(Information supplied Opens)

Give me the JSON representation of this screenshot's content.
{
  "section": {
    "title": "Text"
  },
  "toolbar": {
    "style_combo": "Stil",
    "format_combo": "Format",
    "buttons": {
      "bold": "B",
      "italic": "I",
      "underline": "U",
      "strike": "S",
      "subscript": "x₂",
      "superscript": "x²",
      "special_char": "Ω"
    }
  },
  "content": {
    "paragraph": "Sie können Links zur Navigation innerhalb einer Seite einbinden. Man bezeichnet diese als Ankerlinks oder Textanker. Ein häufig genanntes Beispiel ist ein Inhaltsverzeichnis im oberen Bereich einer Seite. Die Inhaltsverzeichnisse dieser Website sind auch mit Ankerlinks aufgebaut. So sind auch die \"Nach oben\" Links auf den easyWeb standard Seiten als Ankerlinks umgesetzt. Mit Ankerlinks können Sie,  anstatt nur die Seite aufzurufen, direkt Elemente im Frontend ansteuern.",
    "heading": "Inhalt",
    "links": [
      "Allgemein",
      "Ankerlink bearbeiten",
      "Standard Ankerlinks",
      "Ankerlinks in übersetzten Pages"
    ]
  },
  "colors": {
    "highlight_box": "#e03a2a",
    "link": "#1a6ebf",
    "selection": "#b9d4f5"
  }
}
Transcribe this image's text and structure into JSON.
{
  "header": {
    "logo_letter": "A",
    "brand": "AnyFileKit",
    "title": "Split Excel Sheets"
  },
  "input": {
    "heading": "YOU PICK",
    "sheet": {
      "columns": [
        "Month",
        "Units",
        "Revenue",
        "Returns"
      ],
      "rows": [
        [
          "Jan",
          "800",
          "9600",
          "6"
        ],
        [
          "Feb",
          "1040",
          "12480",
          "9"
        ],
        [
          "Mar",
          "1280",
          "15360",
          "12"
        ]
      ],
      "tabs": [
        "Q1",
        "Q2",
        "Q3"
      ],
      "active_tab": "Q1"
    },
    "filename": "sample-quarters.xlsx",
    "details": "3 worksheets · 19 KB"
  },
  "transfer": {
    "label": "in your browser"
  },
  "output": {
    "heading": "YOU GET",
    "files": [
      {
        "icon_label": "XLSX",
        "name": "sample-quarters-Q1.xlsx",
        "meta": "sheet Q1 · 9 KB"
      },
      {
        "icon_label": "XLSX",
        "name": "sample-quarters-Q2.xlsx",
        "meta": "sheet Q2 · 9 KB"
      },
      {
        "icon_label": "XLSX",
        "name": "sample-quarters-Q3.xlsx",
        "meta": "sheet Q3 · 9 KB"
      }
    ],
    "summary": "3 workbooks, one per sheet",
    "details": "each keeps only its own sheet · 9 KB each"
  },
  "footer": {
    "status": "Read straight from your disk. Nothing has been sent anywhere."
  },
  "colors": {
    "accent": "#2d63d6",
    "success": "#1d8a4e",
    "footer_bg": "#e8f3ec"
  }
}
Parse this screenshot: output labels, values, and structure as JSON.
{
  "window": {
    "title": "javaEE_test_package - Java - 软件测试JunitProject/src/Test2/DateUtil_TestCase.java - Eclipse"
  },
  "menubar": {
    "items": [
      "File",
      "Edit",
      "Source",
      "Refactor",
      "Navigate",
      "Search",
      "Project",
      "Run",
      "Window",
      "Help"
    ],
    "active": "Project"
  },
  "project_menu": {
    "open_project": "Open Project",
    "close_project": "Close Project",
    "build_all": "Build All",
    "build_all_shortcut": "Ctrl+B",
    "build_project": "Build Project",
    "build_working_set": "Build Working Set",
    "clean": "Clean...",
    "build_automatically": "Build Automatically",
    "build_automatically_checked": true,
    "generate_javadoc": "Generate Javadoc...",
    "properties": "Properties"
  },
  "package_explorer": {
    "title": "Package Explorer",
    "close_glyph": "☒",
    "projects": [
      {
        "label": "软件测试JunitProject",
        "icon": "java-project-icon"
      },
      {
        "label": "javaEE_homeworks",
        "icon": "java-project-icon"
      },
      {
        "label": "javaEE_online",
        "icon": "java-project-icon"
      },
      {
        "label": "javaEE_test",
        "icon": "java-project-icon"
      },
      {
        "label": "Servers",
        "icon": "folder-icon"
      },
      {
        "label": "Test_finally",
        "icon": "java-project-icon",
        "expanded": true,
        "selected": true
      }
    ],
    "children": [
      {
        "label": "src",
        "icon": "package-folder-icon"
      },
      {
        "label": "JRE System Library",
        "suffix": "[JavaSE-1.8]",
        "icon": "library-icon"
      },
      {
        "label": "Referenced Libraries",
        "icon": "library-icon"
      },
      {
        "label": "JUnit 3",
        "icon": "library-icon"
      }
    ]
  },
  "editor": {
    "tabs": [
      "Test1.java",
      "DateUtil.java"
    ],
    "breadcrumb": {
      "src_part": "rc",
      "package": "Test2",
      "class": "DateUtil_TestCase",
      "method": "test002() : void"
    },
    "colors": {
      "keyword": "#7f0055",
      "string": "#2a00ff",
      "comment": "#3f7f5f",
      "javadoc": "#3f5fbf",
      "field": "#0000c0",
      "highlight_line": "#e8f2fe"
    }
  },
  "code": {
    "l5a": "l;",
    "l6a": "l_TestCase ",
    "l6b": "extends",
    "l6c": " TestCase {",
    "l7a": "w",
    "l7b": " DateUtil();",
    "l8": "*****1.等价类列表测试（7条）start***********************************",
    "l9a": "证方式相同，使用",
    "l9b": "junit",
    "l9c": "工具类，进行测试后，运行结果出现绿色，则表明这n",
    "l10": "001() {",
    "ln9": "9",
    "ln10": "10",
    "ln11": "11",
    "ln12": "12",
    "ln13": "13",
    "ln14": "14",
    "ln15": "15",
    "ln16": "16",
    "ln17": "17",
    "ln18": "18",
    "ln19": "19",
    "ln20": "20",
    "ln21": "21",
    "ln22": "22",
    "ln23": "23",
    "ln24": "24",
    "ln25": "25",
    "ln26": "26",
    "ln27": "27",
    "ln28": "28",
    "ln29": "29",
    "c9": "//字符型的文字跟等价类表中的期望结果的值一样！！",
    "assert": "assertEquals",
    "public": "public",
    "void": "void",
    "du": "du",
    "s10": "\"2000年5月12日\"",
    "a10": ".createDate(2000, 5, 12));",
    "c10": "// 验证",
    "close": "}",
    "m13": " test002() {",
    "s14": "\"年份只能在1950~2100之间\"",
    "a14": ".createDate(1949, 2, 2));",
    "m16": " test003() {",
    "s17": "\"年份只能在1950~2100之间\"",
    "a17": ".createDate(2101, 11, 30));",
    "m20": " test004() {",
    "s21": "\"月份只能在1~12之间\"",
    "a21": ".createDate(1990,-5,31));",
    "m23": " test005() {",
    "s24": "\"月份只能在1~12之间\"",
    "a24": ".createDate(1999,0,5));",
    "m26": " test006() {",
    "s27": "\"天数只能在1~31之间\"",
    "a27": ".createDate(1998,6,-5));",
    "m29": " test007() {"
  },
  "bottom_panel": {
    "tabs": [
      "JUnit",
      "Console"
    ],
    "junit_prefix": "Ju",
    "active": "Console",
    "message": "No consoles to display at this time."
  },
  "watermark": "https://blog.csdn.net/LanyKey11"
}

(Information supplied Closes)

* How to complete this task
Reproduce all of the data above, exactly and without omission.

* Exercise answer
Give me the JSON representation of this screenshot's content.
{
  "section": {
    "title": "Text"
  },
  "toolbar": {
    "style_combo": "Stil",
    "format_combo": "Format",
    "buttons": {
      "bold": "B",
      "italic": "I",
      "underline": "U",
      "strike": "S",
      "subscript": "x₂",
      "superscript": "x²",
      "special_char": "Ω"
    }
  },
  "content": {
    "paragraph": "Sie können Links zur Navigation innerhalb einer Seite einbinden. Man bezeichnet diese als Ankerlinks oder Textanker. Ein häufig genanntes Beispiel ist ein Inhaltsverzeichnis im oberen Bereich einer Seite. Die Inhaltsverzeichnisse dieser Website sind auch mit Ankerlinks aufgebaut. So sind auch die \"Nach oben\" Links auf den easyWeb standard Seiten als Ankerlinks umgesetzt. Mit Ankerlinks können Sie,  anstatt nur die Seite aufzurufen, direkt Elemente im Frontend ansteuern.",
    "heading": "Inhalt",
    "links": [
      "Allgemein",
      "Ankerlink bearbeiten",
      "Standard Ankerlinks",
      "Ankerlinks in übersetzten Pages"
    ]
  },
  "colors": {
    "highlight_box": "#e03a2a",
    "link": "#1a6ebf",
    "selection": "#b9d4f5"
  }
}
Transcribe this image's text and structure into JSON.
{
  "header": {
    "logo_letter": "A",
    "brand": "AnyFileKit",
    "title": "Split Excel Sheets"
  },
  "input": {
    "heading": "YOU PICK",
    "sheet": {
      "columns": [
        "Month",
        "Units",
        "Revenue",
        "Returns"
      ],
      "rows": [
        [
          "Jan",
          "800",
          "9600",
          "6"
        ],
        [
          "Feb",
          "1040",
          "12480",
          "9"
        ],
        [
          "Mar",
          "1280",
          "15360",
          "12"
        ]
      ],
      "tabs": [
        "Q1",
        "Q2",
        "Q3"
      ],
      "active_tab": "Q1"
    },
    "filename": "sample-quarters.xlsx",
    "details": "3 worksheets · 19 KB"
  },
  "transfer": {
    "label": "in your browser"
  },
  "output": {
    "heading": "YOU GET",
    "files": [
      {
        "icon_label": "XLSX",
        "name": "sample-quarters-Q1.xlsx",
        "meta": "sheet Q1 · 9 KB"
      },
      {
        "icon_label": "XLSX",
        "name": "sample-quarters-Q2.xlsx",
        "meta": "sheet Q2 · 9 KB"
      },
      {
        "icon_label": "XLSX",
        "name": "sample-quarters-Q3.xlsx",
        "meta": "sheet Q3 · 9 KB"
      }
    ],
    "summary": "3 workbooks, one per sheet",
    "details": "each keeps only its own sheet · 9 KB each"
  },
  "footer": {
    "status": "Read straight from your disk. Nothing has been sent anywhere."
  },
  "colors": {
    "accent": "#2d63d6",
    "success": "#1d8a4e",
    "footer_bg": "#e8f3ec"
  }
}
Parse this screenshot: output labels, values, and structure as JSON.
{
  "window": {
    "title": "javaEE_test_package - Java - 软件测试JunitProject/src/Test2/DateUtil_TestCase.java - Eclipse"
  },
  "menubar": {
    "items": [
      "File",
      "Edit",
      "Source",
      "Refactor",
      "Navigate",
      "Search",
      "Project",
      "Run",
      "Window",
      "Help"
    ],
    "active": "Project"
  },
  "project_menu": {
    "open_project": "Open Project",
    "close_project": "Close Project",
    "build_all": "Build All",
    "build_all_shortcut": "Ctrl+B",
    "build_project": "Build Project",
    "build_working_set": "Build Working Set",
    "clean": "Clean...",
    "build_automatically": "Build Automatically",
    "build_automatically_checked": true,
    "generate_javadoc": "Generate Javadoc...",
    "properties": "Properties"
  },
  "package_explorer": {
    "title": "Package Explorer",
    "close_glyph": "☒",
    "projects": [
      {
        "label": "软件测试JunitProject",
        "icon": "java-project-icon"
      },
      {
        "label": "javaEE_homeworks",
        "icon": "java-project-icon"
      },
      {
        "label": "javaEE_online",
        "icon": "java-project-icon"
      },
      {
        "label": "javaEE_test",
        "icon": "java-project-icon"
      },
      {
        "label": "Servers",
        "icon": "folder-icon"
      },
      {
        "label": "Test_finally",
        "icon": "java-project-icon",
        "expanded": true,
        "selected": true
      }
    ],
    "children": [
      {
        "label": "src",
        "icon": "package-folder-icon"
      },
      {
        "label": "JRE System Library",
        "suffix": "[JavaSE-1.8]",
        "icon": "library-icon"
      },
      {
        "label": "Referenced Libraries",
        "icon": "library-icon"
      },
      {
        "label": "JUnit 3",
        "icon": "library-icon"
      }
    ]
  },
  "editor": {
    "tabs": [
      "Test1.java",
      "DateUtil.java"
    ],
    "breadcrumb": {
      "src_part": "rc",
      "package": "Test2",
      "class": "DateUtil_TestCase",
      "method": "test002() : void"
    },
    "colors": {
      "keyword": "#7f0055",
      "string": "#2a00ff",
      "comment": "#3f7f5f",
      "javadoc": "#3f5fbf",
      "field": "#0000c0",
      "highlight_line": "#e8f2fe"
    }
  },
  "code": {
    "l5a": "l;",
    "l6a": "l_TestCase ",
    "l6b": "extends",
    "l6c": " TestCase {",
    "l7a": "w",
    "l7b": " DateUtil();",
    "l8": "*****1.等价类列表测试（7条）start***********************************",
    "l9a": "证方式相同，使用",
    "l9b": "junit",
    "l9c": "工具类，进行测试后，运行结果出现绿色，则表明这n",
    "l10": "001() {",
    "ln9": "9",
    "ln10": "10",
    "ln11": "11",
    "ln12": "12",
    "ln13": "13",
    "ln14": "14",
    "ln15": "15",
    "ln16": "16",
    "ln17": "17",
    "ln18": "18",
    "ln19": "19",
    "ln20": "20",
    "ln21": "21",
    "ln22": "22",
    "ln23": "23",
    "ln24": "24",
    "ln25": "25",
    "ln26": "26",
    "ln27": "27",
    "ln28": "28",
    "ln29": "29",
    "c9": "//字符型的文字跟等价类表中的期望结果的值一样！！",
    "assert": "assertEquals",
    "public": "public",
    "void": "void",
    "du": "du",
    "s10": "\"2000年5月12日\"",
    "a10": ".createDate(2000, 5, 12));",
    "c10": "// 验证",
    "close": "}",
    "m13": " test002() {",
    "s14": "\"年份只能在1950~2100之间\"",
    "a14": ".createDate(1949, 2, 2));",
    "m16": " test003() {",
    "s17": "\"年份只能在1950~2100之间\"",
    "a17": ".createDate(2101, 11, 30));",
    "m20": " test004() {",
    "s21": "\"月份只能在1~12之间\"",
    "a21": ".createDate(1990,-5,31));",
    "m23": " test005() {",
    "s24": "\"月份只能在1~12之间\"",
    "a24": ".createDate(1999,0,5));",
    "m26": " test006() {",
    "s27": "\"天数只能在1~31之间\"",
    "a27": ".createDate(1998,6,-5));",
    "m29": " test007() {"
  },
  "bottom_panel": {
    "tabs": [
      "JUnit",
      "Console"
    ],
    "junit_prefix": "Ju",
    "active": "Console",
    "message": "No consoles to display at this time."
  },
  "watermark": "https://blog.csdn.net/LanyKey11"
}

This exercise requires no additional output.